Supervisor and Metro Board Chair Mark Ridley-Thomas led a dedication ceremony on February 1st to name the Line’s tunnel boring machine (TBM) after abolitionist Harriet Tubman, who delivered dozens of slaves into freedom via a network of secret routes and safe houses called the Underground Railroad.

MVA_1658“I can think of no better way to kick off Black History Month than to name the Crenshaw/LAX Line’s tunnel boring machine after Harriet Tubman, the legendary conductor of the Underground Railroad,” Supervisor Ridley-Thomas said. “I am confident that this marvel of engineering now known as ‘Harriet’ will carry on its namesake’s legacy of forging new paths to greater opportunities.”

Like ships, TBMs are named before being put to work for the first time, to bring good luck.

With a front end resembling a 20-foot tall cheese grater, and as long as 10 school buses placed end-to-end, “Harriet” still has to be lowered underground, and then assembled over several weeks. It would then spend just over a year drilling twin mile-long tunnels to connect three underground train stations where Crenshaw Boulevard intersects with Exposition Boulevard; Martin Luther King, Jr. Boulevard; and Vernon Ave. near Leimert Park. The Line ascends to street level beyond that point.

“Today is about more than just launching the tunnel boring machine, it is about the promise we have made to help our communities move forward,” Mayor Eric Garcetti said. “The Crenshaw/LAX Line will serve riders who have been historically underserved and, in doing so, it will ease congestion and get Angelenos to the people and places they love.”

Slated for completion in 2019, the 8.5-mile Crenshaw/LAX Line would be the first to serve the Crenshaw District and Inglewood since streetcars were decommissioned in the 1950’s.

MVA_1367It will have eight stations – the northernmost connecting to the Expo Line, and southernmost to the Green Line, where passengers will be able to  get on a people mover to the Los Angeles International Airport. It is projected to have a daily ridership of 13,000 to 16,000.

Metro held a contest to name and embellish its TBM. Students submitted more than 230 essays and artworks, which drew 50,000 votes online. Harriet, proposed by 11th grader Calvin Mosely of City Honors High School in Inglewood, emerged as the crowd favorite. The winning artwork was a colorful drawing by 3rd grader Brittany Hernandez of Lloyd Owen Knox Elementary School in Los Angeles.

In honor of the TBM, local restaurants Earlez Grill, Brooklyn Deli, Jordan’s Hot Dogs and Southern Girl Desserts have each named a dish “Harriet.” Metro Board member and Inglewood Mayor James Butts said Metro would continue to provide support to businesses along the route while construction is ongoing and thanked the businesses for their patience.

“The progress we’re seeing today is only the first of many exciting milestones we’ll experience in 2016,” said Metro CEO Phillip Washington. “In March, the Metro Gold Line Foothill Extension to Azusa will open and in late spring we will cut the ribbon on the Metro Expo Line extension to Santa Monica. These developments demonstrate that investment in transportation moves our County forward now and in the future.”

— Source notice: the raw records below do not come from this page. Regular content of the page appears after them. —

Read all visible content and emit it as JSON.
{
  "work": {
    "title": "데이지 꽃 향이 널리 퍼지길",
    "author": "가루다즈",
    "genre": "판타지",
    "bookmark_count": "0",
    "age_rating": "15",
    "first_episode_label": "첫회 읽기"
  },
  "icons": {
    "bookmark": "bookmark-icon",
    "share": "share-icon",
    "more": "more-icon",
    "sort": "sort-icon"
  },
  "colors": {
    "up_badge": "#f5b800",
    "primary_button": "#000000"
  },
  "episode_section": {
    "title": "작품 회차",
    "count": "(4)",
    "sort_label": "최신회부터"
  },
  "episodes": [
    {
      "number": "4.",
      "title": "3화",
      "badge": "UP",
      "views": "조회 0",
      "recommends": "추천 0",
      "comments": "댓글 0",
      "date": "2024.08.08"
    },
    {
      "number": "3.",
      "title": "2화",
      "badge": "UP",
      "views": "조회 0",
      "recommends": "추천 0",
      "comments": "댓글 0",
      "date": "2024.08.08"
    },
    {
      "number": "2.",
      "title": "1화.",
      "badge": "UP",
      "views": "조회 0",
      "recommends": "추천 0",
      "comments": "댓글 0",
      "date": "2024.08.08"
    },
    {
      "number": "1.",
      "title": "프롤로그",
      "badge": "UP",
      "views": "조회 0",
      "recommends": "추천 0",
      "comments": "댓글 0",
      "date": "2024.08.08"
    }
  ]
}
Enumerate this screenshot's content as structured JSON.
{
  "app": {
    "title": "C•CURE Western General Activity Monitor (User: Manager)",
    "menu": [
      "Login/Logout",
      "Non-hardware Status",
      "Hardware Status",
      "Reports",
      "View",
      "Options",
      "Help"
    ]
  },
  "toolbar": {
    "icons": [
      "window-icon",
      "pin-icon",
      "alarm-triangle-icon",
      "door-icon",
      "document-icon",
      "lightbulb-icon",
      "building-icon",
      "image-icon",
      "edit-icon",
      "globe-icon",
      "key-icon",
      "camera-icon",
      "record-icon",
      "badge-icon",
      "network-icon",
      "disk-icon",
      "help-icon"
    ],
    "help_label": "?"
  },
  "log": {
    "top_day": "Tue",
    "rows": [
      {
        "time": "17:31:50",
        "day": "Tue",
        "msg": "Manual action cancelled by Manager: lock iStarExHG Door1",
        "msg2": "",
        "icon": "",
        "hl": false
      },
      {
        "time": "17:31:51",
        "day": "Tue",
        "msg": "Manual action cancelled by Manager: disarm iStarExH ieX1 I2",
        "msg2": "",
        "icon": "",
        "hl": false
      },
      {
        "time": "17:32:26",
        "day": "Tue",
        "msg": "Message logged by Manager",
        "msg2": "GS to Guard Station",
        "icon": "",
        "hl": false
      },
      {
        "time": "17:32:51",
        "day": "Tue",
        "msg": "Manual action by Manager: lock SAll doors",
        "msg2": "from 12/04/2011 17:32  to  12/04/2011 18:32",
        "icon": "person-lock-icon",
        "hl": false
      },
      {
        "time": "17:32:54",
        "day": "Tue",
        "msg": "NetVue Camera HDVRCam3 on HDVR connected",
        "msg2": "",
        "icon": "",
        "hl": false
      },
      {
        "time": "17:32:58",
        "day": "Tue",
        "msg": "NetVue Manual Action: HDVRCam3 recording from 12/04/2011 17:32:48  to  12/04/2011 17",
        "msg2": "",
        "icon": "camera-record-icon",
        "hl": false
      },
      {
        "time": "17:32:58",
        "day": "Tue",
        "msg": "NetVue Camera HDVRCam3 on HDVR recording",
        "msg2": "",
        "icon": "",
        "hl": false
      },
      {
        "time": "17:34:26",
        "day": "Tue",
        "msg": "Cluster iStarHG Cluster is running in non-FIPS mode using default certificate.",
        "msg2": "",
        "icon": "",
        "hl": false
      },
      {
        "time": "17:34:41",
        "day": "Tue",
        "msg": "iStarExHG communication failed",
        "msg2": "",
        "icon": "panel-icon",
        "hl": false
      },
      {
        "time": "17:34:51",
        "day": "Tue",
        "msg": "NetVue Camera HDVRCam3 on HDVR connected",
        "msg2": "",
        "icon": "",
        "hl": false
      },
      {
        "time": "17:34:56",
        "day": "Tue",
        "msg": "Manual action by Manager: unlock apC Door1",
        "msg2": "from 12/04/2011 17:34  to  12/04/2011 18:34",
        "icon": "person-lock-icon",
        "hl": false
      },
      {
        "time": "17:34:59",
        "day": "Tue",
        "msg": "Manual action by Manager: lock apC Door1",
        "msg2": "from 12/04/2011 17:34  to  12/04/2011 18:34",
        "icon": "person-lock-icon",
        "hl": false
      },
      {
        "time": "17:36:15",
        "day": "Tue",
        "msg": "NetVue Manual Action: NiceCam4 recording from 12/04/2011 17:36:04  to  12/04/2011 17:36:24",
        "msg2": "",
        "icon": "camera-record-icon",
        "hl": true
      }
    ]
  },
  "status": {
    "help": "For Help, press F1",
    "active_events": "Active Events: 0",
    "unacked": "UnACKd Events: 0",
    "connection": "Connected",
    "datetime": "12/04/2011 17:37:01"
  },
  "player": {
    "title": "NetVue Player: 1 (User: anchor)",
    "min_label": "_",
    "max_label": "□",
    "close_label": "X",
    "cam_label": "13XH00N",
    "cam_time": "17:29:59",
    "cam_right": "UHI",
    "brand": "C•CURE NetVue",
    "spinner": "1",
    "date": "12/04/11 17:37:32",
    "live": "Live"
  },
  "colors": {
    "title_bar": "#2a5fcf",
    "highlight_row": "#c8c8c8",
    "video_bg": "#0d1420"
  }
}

Rendering of the Leimert Park Station, which will be underground.

Rendering of the Leimert Park Station, which will be underground.